§ Web page and app entries
----------------------------------------

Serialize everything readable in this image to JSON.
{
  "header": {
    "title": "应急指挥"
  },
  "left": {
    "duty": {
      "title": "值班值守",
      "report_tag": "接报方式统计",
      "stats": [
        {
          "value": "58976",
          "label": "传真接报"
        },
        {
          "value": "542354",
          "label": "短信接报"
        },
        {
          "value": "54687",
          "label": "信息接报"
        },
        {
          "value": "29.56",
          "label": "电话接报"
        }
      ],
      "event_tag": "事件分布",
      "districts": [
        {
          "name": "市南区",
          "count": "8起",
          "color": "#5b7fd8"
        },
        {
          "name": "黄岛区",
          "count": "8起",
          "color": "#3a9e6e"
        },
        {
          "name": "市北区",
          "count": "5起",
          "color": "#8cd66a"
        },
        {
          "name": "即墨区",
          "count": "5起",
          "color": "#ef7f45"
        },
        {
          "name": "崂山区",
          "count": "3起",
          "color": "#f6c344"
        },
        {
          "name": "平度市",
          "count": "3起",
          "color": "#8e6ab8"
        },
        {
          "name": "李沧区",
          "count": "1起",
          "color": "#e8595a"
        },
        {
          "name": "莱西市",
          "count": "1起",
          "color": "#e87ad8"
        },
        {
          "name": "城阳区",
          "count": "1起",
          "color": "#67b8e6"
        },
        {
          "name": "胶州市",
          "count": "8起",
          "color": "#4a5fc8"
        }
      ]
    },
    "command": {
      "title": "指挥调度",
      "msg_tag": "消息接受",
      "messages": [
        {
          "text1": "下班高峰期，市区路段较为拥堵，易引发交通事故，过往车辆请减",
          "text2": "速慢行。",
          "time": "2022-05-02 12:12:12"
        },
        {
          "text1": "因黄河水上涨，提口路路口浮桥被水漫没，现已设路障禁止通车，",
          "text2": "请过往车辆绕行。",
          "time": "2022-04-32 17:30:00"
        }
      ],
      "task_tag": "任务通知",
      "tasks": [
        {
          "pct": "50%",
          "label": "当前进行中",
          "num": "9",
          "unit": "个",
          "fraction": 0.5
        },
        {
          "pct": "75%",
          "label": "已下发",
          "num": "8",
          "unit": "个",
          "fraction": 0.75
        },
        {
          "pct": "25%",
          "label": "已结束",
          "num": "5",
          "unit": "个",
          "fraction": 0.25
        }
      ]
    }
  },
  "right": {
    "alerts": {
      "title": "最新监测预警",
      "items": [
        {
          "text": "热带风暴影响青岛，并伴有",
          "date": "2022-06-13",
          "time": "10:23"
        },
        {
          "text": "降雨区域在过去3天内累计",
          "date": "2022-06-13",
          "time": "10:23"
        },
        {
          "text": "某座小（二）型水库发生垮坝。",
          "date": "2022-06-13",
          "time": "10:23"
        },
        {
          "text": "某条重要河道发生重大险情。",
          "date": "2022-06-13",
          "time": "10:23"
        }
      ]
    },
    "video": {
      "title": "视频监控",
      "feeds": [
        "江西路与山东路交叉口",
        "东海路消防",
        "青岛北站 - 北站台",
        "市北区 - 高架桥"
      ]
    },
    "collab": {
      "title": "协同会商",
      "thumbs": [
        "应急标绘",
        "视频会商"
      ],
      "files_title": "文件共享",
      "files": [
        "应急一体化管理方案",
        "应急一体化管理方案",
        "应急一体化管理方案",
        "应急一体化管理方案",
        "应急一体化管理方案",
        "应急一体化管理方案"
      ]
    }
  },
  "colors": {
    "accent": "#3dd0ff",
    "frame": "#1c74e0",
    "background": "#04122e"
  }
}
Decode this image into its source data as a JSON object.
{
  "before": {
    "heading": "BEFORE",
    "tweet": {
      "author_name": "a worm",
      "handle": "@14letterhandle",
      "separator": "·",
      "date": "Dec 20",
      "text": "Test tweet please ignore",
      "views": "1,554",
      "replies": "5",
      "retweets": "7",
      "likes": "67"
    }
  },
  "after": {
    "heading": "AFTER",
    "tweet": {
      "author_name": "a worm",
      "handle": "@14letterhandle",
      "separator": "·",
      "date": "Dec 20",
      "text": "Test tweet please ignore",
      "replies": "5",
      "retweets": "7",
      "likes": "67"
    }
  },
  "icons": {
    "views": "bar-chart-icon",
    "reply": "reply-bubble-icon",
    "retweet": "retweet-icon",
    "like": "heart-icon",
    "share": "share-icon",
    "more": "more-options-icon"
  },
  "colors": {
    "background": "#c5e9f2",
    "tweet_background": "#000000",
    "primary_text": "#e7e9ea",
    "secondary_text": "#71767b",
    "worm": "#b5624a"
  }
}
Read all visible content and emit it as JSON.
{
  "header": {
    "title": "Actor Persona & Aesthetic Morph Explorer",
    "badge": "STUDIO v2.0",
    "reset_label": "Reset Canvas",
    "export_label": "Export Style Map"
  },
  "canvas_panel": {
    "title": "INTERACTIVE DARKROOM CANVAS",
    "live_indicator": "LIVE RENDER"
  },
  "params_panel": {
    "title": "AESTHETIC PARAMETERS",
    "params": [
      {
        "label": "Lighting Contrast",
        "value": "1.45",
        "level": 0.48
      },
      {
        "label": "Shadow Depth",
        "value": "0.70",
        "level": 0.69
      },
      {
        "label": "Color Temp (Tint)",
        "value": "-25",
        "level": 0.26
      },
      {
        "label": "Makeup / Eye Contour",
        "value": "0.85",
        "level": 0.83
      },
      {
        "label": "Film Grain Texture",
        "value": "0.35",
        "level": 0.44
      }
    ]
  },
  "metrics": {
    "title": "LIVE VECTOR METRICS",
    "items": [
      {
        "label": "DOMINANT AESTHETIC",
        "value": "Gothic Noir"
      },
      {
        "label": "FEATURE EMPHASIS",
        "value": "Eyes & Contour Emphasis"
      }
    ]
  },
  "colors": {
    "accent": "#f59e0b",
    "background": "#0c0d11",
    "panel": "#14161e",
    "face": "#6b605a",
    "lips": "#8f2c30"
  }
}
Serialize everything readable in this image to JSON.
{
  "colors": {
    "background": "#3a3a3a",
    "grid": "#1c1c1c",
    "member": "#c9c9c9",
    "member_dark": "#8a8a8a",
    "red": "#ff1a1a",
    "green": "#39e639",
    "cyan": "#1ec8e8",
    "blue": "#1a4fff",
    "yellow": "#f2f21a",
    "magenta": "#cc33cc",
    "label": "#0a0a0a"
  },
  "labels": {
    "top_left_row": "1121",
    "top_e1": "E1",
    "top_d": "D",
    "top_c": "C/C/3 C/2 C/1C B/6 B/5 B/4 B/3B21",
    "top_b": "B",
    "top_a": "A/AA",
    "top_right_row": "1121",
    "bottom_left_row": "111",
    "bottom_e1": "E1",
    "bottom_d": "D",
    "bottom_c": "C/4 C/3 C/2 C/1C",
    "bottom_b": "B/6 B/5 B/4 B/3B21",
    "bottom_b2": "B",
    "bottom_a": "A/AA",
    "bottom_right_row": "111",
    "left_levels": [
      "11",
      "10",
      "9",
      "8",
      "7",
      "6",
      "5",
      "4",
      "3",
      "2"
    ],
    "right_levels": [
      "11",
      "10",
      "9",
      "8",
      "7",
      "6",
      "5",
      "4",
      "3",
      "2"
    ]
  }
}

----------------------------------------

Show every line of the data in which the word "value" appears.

          "value": "58976",
          "value": "542354",
          "value": "54687",
          "value": "29.56",
        "value": "1.45",
        "value": "0.70",
        "value": "-25",
        "value": "0.85",
        "value": "0.35",
        "value": "Gothic Noir"
        "value": "Eyes & Contour Emphasis"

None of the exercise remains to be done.